Back in 2016, the former chief executive of the Irish Stock Exchange, Deirdre Somers, noted that Britain was streets ahead of other EU countries when it came to financial services and that Ireland would be left “exposed” by not having them at the EU negotiating table.
Ms Somers said she was involved in a lot of negotiations at European level and “with great deference to my European colleagues, when Britain leaves the room, from a negotiation perspective, the only adult has left the room”.
“They are the most charismatic, the most capable, they have a machine … and they are utterly consistent and ruthless in the execution of that,” she told a Brexit seminar event hosted by The Irish Times.
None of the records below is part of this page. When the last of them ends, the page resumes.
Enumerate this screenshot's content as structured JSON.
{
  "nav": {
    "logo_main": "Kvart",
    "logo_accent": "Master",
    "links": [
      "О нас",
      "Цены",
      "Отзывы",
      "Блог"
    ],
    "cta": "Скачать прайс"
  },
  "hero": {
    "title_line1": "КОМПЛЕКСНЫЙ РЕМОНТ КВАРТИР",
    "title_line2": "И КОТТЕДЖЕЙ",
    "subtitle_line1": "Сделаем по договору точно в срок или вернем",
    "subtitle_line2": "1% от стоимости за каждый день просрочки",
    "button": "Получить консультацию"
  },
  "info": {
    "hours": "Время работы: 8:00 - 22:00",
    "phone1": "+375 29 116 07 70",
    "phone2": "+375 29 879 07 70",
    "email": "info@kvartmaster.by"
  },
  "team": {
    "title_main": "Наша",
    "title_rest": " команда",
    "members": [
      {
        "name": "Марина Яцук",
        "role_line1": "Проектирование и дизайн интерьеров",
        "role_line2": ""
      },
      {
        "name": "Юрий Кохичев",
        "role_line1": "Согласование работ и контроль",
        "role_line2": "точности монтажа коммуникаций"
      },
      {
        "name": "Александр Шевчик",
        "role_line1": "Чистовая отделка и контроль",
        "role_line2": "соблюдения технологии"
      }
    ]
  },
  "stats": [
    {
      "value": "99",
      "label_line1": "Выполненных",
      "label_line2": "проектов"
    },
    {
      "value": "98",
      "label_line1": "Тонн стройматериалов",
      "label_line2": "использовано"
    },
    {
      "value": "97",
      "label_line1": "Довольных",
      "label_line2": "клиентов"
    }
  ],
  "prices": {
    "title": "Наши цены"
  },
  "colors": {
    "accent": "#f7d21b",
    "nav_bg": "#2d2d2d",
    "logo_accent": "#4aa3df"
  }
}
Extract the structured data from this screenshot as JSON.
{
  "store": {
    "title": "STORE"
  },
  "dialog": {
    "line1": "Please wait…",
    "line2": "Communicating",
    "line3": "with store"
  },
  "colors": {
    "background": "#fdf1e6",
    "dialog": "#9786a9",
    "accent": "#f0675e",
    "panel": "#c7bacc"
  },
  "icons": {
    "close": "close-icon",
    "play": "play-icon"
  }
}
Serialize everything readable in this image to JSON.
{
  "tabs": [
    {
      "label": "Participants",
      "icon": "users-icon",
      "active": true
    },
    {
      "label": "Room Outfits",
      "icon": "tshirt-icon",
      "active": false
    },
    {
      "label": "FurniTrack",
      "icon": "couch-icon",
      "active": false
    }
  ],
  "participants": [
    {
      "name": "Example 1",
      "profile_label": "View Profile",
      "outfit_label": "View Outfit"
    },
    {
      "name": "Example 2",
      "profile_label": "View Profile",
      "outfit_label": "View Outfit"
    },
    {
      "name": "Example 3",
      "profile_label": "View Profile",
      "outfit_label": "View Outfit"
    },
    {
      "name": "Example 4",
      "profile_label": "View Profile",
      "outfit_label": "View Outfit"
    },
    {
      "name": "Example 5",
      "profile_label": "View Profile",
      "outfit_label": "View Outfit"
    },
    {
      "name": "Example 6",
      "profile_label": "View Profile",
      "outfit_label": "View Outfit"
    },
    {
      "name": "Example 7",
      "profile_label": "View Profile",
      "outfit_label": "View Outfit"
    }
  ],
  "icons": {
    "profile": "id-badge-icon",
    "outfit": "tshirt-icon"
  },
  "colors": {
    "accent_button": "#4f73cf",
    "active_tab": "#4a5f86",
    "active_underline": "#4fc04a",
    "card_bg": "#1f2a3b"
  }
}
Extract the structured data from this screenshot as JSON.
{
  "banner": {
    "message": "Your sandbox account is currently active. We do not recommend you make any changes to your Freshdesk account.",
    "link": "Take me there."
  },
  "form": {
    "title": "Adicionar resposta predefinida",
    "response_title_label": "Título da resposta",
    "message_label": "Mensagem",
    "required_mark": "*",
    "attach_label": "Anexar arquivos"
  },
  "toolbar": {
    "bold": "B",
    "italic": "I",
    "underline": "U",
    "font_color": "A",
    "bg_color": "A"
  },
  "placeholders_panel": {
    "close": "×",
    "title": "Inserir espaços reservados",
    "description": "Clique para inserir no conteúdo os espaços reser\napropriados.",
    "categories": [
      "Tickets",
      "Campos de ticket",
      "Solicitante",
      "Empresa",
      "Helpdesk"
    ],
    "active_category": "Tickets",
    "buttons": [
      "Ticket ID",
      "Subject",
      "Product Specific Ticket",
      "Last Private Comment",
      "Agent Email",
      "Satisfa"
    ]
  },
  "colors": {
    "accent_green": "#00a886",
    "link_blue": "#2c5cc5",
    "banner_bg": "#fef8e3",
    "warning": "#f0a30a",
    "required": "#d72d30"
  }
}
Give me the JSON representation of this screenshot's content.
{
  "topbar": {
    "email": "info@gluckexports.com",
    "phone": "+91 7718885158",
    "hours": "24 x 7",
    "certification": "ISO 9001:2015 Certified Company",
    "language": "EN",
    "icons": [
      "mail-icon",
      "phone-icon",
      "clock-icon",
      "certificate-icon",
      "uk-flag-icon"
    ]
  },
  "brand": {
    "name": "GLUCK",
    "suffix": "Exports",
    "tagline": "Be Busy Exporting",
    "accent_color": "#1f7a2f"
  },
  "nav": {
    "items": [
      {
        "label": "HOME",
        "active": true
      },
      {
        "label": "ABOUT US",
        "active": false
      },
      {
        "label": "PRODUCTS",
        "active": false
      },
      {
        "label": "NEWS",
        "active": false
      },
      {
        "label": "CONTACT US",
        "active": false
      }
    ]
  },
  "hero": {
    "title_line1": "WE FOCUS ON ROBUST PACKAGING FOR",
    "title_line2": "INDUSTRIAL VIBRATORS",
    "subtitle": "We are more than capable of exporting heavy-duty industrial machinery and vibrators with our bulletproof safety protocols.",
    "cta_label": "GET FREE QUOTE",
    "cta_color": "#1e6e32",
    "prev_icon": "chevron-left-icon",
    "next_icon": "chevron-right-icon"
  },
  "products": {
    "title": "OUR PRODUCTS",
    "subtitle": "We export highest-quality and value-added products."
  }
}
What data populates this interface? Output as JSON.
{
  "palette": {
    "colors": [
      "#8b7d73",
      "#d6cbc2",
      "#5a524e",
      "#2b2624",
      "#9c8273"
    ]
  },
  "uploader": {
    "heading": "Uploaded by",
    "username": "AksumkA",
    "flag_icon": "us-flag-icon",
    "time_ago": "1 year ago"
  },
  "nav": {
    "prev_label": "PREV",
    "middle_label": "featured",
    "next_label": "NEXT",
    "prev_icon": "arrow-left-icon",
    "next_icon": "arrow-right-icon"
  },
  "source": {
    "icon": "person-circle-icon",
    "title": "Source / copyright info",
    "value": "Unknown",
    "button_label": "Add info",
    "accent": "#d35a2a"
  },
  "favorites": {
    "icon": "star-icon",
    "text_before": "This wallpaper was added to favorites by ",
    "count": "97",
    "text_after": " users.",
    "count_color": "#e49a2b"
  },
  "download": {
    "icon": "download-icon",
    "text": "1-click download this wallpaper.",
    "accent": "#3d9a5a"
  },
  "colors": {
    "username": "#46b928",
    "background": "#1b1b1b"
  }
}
It was only a matter of time before that machine reasserted. Political support for Brexit has crumbled and the age-profile of Stay versus Leave voters means this is unlikely to change.
There’s a revealing scene in the recent TV docudrama, This England, which covers the poisonous atmosphere that developed between the Johnson’s former administration, its team of advisers and the civil service. In scene after scene, the architect of the 2016 Leave campaign Dominic Cummings (played by Simon Paisley Day) excoriates Whitehall officials, for – as he sees it – their endless failings. Near the end, however, Mark Sedwill, the UK’s most senior civil servant (played by Justin Edwards), pushes back, suggesting the paralysis in government may have more to do with the special advisers themselves.
Advisers, he says, “who are in the main ex-journalists or activists who have no experience of delivering or managing, whose expertise is in PR or campaigning, whose interest is in eye-catching phrases or promises or arguments, and who are used to being on the outside lobbing bombs and bricks through the windows rather than being on the inside engaging with the boring problems of how to deliver at a local level day in, day out.”
It is perhaps one of the most vicious debunking of the Brexiteers themselves.
Johnson, Cummings, Jacob Rees-Mogg, Nigel Farage, the figureheads behind the process, have now all departed just as the business of implementing begins.
Johnson is skulking on the backbenches rambling about taking back control. Cummings is trying to reboot his career via a new IT consultancy business. Rees-Mogg never had the faintest idea what to do with Brexit once it arrived other than to move his hedge fund to Dublin. As former minister for Brexit opportunities, he solicited Sun newspaper readers to flag the possible benefits of Brexit to him. Imagine the minister in charge of the process looking for ideas on how to make it work via a poll in a tabloid newspaper.
And the pint-drinking man of the people Farage is now posting anti-immigrant videos on Twitter, allegedly showing how migrant criminals are blind siding police by removing their ankle bracelet monitors.
Hard to believe these people spearheaded such a monumental shift in the UK’s politics and economy.
The strange thing about the “global Britain” mantra was that Britain moved in an insular direction under Brexit. The trade deals it has done so far have been rushed and inimical to British interests while the country’s immigration issue remains as divisive as ever. The fallout over Match of the Day presenter Gary Lineker’s comments criticising the government’s asylum policies testifies to that.
The UK has now begun the process of softening the Brexit rhetoric and improving relations with Brussels. Next will be the moving from a hard to a soft Brexit, a more politically treacherous journey.